Rig count: NDIC says the rig count jumped to 37 yesterday. If accurate, but it's not, if accurate that would have been a six-rig jump overnight. But it's not. The "Definitive Rig Report" for December 3, 2021, has been posted.

Active rigs:

Active Rigs34

Friday, December 3, 2021: 49 for the month, 52 for the quarter, 303 for the year:

  • 38046, conf, Slawson, Muskrat Federal 3-28-33H, Big Bend, no production data,

RBN Energy: capturing CO2 for a host of industrial uses, part 2.

Carbon dioxide is not the most potent of the greenhouse gases, but it is by far the most prevalent, which makes it a primary focus of efforts to protect the planet. And while a lot of attention is being paid to ways to reduce CO2 emissions and to capture those that are produced, it’s important to remember one key fact: There’s strong demand for CO2 for a variety of commercial uses, from enhanced oil recovery and fertilizers to industrial processes and beverage production. In other words, CO2 has real value to certain parts of the global economy and capturing CO2 for sale to these customers must be factored into the decarbonization equation. In today’s RBN blog, we take a closer look at the industrial CO2 value chain.
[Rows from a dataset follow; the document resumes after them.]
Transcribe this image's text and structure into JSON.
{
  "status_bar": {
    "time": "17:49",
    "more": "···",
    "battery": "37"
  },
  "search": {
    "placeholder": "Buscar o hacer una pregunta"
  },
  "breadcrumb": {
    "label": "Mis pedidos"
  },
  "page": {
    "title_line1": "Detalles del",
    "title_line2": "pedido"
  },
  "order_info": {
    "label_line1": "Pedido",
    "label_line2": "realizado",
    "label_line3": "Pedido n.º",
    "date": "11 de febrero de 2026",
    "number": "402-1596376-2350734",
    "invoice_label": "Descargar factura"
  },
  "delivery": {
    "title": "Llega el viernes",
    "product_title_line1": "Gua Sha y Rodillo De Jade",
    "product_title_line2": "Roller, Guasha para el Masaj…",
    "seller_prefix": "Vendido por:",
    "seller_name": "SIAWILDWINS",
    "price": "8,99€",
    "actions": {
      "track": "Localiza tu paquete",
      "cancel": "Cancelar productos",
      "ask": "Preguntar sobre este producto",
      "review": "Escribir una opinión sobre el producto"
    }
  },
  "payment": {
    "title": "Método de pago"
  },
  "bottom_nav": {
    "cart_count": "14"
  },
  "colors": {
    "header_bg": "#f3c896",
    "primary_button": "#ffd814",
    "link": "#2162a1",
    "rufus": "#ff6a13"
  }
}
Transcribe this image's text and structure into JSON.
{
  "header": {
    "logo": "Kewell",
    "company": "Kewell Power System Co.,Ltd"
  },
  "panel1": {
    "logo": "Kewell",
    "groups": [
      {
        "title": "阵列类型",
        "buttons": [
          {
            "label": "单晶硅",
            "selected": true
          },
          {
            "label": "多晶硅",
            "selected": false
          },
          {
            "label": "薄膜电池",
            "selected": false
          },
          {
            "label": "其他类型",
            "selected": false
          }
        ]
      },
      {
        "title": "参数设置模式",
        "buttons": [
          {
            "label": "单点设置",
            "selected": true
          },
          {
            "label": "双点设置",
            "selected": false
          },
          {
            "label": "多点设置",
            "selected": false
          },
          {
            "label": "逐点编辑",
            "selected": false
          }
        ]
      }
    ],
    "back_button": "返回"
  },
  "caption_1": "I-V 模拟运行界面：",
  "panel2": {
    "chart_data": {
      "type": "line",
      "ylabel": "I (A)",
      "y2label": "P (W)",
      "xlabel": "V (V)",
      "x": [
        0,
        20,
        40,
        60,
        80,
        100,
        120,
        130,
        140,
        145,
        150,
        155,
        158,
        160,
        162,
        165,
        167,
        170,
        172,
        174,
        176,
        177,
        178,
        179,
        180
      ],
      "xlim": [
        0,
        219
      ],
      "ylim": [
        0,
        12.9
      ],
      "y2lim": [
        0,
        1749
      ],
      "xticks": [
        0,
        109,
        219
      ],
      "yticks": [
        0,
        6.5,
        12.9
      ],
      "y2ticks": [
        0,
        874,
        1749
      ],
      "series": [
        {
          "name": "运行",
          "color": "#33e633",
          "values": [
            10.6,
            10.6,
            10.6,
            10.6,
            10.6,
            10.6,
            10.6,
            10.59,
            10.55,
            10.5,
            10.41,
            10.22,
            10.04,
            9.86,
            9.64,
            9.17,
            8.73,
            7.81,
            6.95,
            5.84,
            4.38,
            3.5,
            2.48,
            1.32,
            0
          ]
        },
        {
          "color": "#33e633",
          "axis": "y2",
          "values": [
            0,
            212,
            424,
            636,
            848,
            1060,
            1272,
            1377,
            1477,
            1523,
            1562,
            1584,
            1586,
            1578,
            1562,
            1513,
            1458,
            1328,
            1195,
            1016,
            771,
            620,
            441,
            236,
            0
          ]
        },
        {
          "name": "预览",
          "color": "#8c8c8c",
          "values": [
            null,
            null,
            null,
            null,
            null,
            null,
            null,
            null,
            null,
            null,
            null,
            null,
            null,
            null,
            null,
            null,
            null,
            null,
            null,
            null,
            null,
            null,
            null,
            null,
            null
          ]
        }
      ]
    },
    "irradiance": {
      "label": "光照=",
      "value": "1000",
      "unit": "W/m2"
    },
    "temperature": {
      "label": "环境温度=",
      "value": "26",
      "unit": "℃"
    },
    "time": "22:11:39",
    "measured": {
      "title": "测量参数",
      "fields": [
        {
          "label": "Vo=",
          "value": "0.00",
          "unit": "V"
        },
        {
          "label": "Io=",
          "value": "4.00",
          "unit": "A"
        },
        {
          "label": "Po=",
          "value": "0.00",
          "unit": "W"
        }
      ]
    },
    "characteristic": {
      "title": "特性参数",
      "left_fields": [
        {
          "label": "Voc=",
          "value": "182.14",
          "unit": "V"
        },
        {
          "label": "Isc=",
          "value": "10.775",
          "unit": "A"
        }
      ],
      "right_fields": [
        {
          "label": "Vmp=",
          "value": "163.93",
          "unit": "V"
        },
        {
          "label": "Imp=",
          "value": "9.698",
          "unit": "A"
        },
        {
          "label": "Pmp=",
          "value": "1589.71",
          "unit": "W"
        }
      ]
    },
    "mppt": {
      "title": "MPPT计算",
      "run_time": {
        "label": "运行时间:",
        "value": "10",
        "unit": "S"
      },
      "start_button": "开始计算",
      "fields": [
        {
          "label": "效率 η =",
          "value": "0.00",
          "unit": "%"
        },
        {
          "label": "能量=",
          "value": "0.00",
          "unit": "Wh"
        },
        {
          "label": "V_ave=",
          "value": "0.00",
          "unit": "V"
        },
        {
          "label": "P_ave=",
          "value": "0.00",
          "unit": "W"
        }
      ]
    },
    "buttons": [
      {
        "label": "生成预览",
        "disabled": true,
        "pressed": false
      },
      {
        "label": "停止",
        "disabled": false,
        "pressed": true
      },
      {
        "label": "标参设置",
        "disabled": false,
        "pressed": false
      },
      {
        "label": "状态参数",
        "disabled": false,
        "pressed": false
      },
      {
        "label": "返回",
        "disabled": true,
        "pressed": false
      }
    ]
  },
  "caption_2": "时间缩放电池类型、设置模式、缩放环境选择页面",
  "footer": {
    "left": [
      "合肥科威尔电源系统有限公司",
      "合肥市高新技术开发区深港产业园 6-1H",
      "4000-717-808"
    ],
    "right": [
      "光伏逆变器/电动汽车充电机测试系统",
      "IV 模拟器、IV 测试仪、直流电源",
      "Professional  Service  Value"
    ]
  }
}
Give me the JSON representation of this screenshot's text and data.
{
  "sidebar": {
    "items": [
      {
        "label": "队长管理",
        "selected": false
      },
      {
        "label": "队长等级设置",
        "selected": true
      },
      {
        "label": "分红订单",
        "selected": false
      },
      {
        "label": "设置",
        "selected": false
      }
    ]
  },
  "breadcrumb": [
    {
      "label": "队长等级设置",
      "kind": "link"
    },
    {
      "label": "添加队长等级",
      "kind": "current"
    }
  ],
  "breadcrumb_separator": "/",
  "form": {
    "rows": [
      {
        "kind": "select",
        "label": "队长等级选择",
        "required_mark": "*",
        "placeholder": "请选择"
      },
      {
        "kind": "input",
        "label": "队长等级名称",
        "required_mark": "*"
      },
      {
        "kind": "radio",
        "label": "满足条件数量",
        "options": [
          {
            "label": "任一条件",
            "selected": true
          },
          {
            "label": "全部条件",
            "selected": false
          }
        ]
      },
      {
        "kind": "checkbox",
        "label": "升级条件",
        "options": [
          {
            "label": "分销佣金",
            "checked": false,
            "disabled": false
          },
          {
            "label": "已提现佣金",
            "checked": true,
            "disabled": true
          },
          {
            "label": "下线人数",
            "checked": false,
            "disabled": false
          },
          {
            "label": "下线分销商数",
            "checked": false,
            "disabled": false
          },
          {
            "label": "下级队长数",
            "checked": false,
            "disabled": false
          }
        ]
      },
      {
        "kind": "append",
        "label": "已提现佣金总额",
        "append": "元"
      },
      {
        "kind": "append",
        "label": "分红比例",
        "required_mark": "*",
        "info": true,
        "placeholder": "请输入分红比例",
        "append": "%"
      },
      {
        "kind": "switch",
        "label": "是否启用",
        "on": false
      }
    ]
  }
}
The push to ratchet down global greenhouse gases (GHGs) has come to shove, and anyone who works in the energy industry or invests in it now needs to be familiar with CO2, its market dynamics, and the relationship between it and hydrocarbon markets. That new reality prompted us to take a deep dive into CO2 and, in Part 1 of this series, we focused on the midstream and downstream components that have been instrumental in the development of the U.S. CO2 market. We discussed how CO2 is typically transported (as a supercritical fluid) and looked at the U.S. pipeline networks that exist to help move it from place to place. There are more than 5,000 miles of operational CO2 pipe in the U.S. owned by 29 companies, with the leaders being Kinder Morgan, Denbury Inc., and Occidental Petroleum.

By the way, that first line is very, very incorrect.  Carbon dioxide is not the most potent of the greenhouse gases, but it is by far the most prevalent. No, CO2 is not the most prevalent. Not even close. Take a look at water vapor.  

From the American Chemical Society, and if you can't trust the ACS, who can you trust ...

It's true that water vapor is the largest contributor to the Earth's greenhouse effect. On average, it probably accounts for about 60% of the warming effect ...